Qualcomm is giving its Quick Charge technology a sizeable boost, one that the company claims will be able to plug in and get a device with a 4,500mAh battery from 0 to 50% in five minutes and from empty to 100% in 15 minutes.
The new technology -- which will make its first appearance in devices during the third quarter of 2020 on phones that also utilize the company's Snapdragon 865 and 865 Plus processors -- will also be able to take advantage of more than 100 watts of power to speedily refill depleted device batteries.
Most flagship phones have battery capacities ranging from 3,000mAh to 5,000mAh depending on the manufacturer, features and the size of the device. Apple's 5.8-inch iPhone 11 Pro has a roughly 3,000mAh battery while Samsung's 6.9-inch Galaxy S20 Ultra 5G has a 5,000mAh battery.
While the feature is starting with devices that have its flagship 800-series processors, the company expects it to trickle to down its more affordable 700 and 600-series chipsets over time.
In addition to the faster charging, Qualcomm touts that the new format will be "up to 70% more efficient" than its Quick Charge 4 and also runs 10 degrees Celsius cooler (or 50 degrees Fahrenheit) when recharging with a cable.
Fast wireless charging is also supported, though how much faster it will be with Quick Charge 5 will vary based on the type of wireless charging coils manufacturers use in their devices.
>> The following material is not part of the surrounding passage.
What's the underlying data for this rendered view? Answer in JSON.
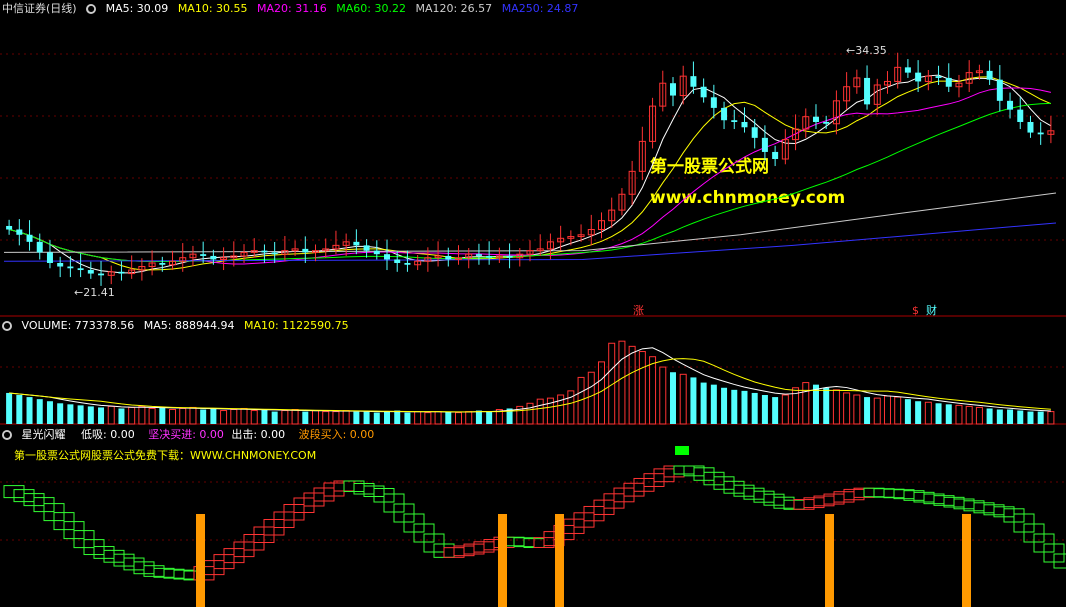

A new "Smart Identification of Adapter Capabilities" system will be incorporated into Quick Charge 5 devices and accessories to help ensure devices recharge safely while also maximizing the power that is being transferred.
The company says it has eight levels of voltage protection, three levels of current protection, three levels of thermal protection and three levels of timer protection to make sure devices with Quick Charge 5 replenish safely.
"Quick Charge 5, our fastest and most versatile charging solution, will enable consumers to enjoy their devices for longer periods of time, without worrying about the time required to recharge," said Ev Roach, vice president of product management for Qualcomm Technologies, in a statement.
The company says that its current Quick Charge technology is already available "on more than 1,200 mobile devices, accessories and controllers" noting that the new Quick Charge 5 devices and accessories will be coming in the future and be backward compatible with earlier generations.
Qualcomm touts that Quick Charge 5 is "optimized to take advantage of both USB-PD and Type-C technologies" for maximum compatibility.
While those using older accessories won't necessarily be able to get the full benefits of the new tech without upgrading, the support for the prior versions should help ensure that your current chargers will still work just fine, albeit not charging as quickly.
Qualcomm's announcement is the latest advancement in battery charging to hit mobile device. Chinese manufacturer Oppo, a sister company to OnePlus, that is capable of taking a 4,000mAh battery to 41% in five minutes and a complete recharge to 100% in 20 minutes.